Born Sept. 4, 1906, in Berlin. American physicist, geneticist, and virologist. Member of the US National Academy of Sciences.
A German by birth, Delbrück studied at the universities of Tubingen, Berlin, Bonn, and Göttingen from 1924 to 1930, receiving the degree of doctor of philosophy from the University of Göttingen. From 1932 to 1937 he worked at the Kaiser Wilhelm Institute. In 1937 he emigrated to the United States and worked at the California Institute of Technology (Pasadena, Calif.), where he became a professor of biology in 1947. His major works are devoted to nuclear physics, the analysis of spontaneous and induced mutations, bacteriophages, the physiology of the sense organs, and the quantum theory of the structure of chemical substances. For his work in the field of bacteriophages, Delbrück was awarded a Nobel Prize in 1969 (with A. Hershey and S. Luria).
WORKS“Cosmic Rays and the Origin of Species.” Nature, 1936, vol. 137, p. 358. (With H. W. Timofeeff-Ressovsky.)

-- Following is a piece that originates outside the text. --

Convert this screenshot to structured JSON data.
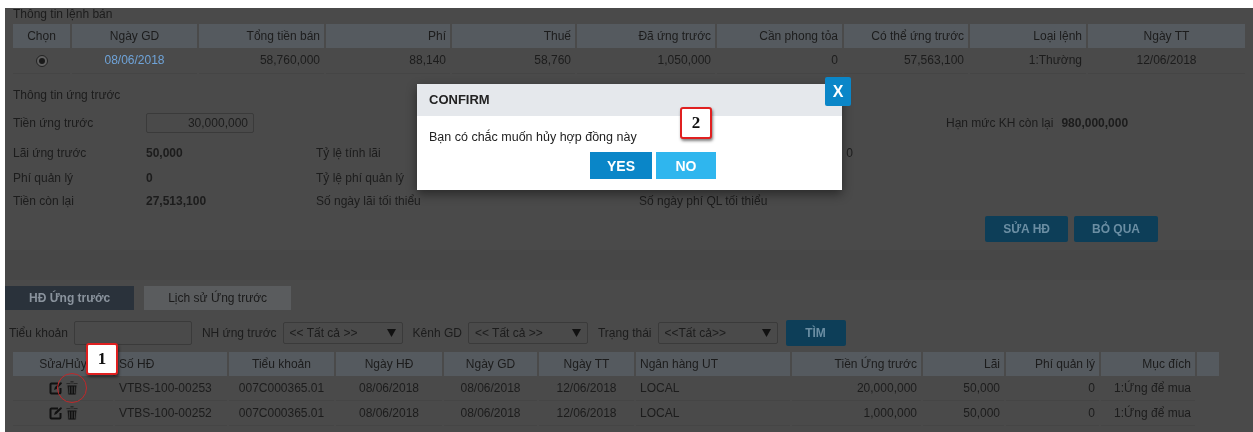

“On the Mechanism of DNA Replication.” (With G. S. Stent.) In the book Symposium on the Chemical Basis of Heredity. Edited by W. D. McElroy and B. Gloss. Baltimore, Md., 1957.